  • A recently completed ad campaign features video, audio, digital and print ads across multiple media platforms throughout the state.
  • Expanded partnerships with local chambers of commerce and job centers are boosting our visibility and extending our reach.
  • Our presence at career fairs and hiring events held throughout the state gives recruiters face-to-face contact with job seekers.
  • Individual facilities are trying out creative recruitment strategies — everything from pool parties to vehicle magnets.

Recruitment Incentive Program Gives Staff Up to $1,000 for Referrals

In the department's incentive program, staff can earn up to $1,000 for each successful referral of a new correctional officer or food service worker (cook).

  • A one-time payment of $250 will be added to the referring staff member’s semi-monthly salary after each applicant referred by the staff member has been hired and has successfully completed basic training. The staff member’s salary returns to the normal rate of pay after one pay cycle.
  • An additional one-time payment of $750 will be added to the referring staff member’s semi-monthly salary when each referred applicant has reached six months of employment with the department. The staff member’s salary returns to the normal rate of pay after one pay cycle.
  • Refer a new hire, and complete the Incentive Program form for corrections officers or cooks.
  • Referrals who are not hired within six months of receipt of the referral form will no longer be tracked or considered for the incentive program.

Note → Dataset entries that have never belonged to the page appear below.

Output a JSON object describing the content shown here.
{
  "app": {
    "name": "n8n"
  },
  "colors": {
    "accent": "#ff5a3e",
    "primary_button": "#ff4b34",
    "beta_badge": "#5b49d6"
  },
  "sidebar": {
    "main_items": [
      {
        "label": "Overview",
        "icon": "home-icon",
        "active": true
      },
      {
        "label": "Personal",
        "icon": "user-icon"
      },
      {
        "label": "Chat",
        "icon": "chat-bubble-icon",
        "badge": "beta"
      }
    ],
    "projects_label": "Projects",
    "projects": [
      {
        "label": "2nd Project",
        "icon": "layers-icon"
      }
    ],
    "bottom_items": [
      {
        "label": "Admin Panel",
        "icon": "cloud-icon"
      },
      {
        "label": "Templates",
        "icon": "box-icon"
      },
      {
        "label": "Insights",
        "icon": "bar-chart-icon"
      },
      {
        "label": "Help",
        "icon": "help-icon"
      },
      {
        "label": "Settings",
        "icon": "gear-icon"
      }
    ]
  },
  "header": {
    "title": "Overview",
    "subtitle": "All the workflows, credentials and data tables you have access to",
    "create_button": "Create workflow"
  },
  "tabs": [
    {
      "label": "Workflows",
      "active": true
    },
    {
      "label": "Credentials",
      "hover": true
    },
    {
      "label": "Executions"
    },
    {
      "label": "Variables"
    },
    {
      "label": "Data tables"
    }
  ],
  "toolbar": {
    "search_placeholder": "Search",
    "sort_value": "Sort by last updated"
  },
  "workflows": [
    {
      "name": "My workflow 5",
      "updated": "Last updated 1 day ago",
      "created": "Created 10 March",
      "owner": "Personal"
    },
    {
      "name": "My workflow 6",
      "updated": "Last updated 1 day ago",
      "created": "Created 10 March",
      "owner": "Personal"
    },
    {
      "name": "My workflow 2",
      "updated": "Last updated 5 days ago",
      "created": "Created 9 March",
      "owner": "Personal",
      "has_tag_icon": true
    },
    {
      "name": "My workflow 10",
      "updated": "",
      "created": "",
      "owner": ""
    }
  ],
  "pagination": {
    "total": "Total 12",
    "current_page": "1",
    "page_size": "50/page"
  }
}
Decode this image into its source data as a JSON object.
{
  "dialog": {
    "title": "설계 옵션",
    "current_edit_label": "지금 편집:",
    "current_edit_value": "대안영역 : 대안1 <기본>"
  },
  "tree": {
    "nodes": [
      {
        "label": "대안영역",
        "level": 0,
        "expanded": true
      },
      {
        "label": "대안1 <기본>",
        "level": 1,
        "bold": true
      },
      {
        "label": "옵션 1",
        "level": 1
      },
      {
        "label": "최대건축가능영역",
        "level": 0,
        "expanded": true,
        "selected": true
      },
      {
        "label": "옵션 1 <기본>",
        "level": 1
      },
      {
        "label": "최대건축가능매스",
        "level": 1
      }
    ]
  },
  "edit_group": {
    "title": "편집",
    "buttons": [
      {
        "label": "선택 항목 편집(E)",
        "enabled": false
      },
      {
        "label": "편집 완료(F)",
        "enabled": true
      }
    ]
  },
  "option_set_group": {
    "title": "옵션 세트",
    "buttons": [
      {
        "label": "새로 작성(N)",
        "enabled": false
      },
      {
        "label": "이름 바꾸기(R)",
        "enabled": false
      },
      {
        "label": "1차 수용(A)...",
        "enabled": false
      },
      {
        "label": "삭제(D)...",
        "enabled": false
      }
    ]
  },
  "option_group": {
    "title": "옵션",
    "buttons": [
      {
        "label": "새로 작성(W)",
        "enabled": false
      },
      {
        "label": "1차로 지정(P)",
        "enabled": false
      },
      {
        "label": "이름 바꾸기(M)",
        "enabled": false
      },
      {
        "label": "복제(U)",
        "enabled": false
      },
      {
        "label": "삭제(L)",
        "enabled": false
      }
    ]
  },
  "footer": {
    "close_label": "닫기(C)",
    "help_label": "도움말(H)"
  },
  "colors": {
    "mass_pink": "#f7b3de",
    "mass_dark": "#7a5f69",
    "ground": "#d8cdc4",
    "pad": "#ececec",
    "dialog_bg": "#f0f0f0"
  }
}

This program is open to all corrections staff except those designated as Missouri Department of Corrections recruiters or staff representing MODOC at recruiting events.

Learn more »

Strategic Plan

FY 22 Strategic Plan

The state’s business cycle runs on a fiscal year timeframe, this year from July 1, 2021, through June 30, 2022 (FY2022). Each year we articulate our priorities to support better government in Missouri through our strategic plan. In fiscal year 2022, our mission and our goals remain constant, but our strategic initiatives continue to evolve. We are building on past years' success and adding new priorities.

Take a look at our strategic plan and initiatives for fiscal year 2022.


Improving Lives for Safer Communities


Excellence in Corrections for a Safer Missouri


We value safe work environments, a capable workforce and reduced risk and recidivism.
We value integrity and respect.
We value supportive leadership.
We value employee participation and teamwork.

Staff News

Build Rapport with Coworkers


We're working hard to recruit and retain staff and to make the Missouri Department of Corrections a great place to work. Teamwork is essential to everything we do. It helps ensure safety. It makes us stronger. It even brings a little more fun to our daily jobs.


  • Listen to your coworkers, and show empathy.
  • Share ideas, and collaborate on projects.
  • Work together to solve problems and resolve conflicts.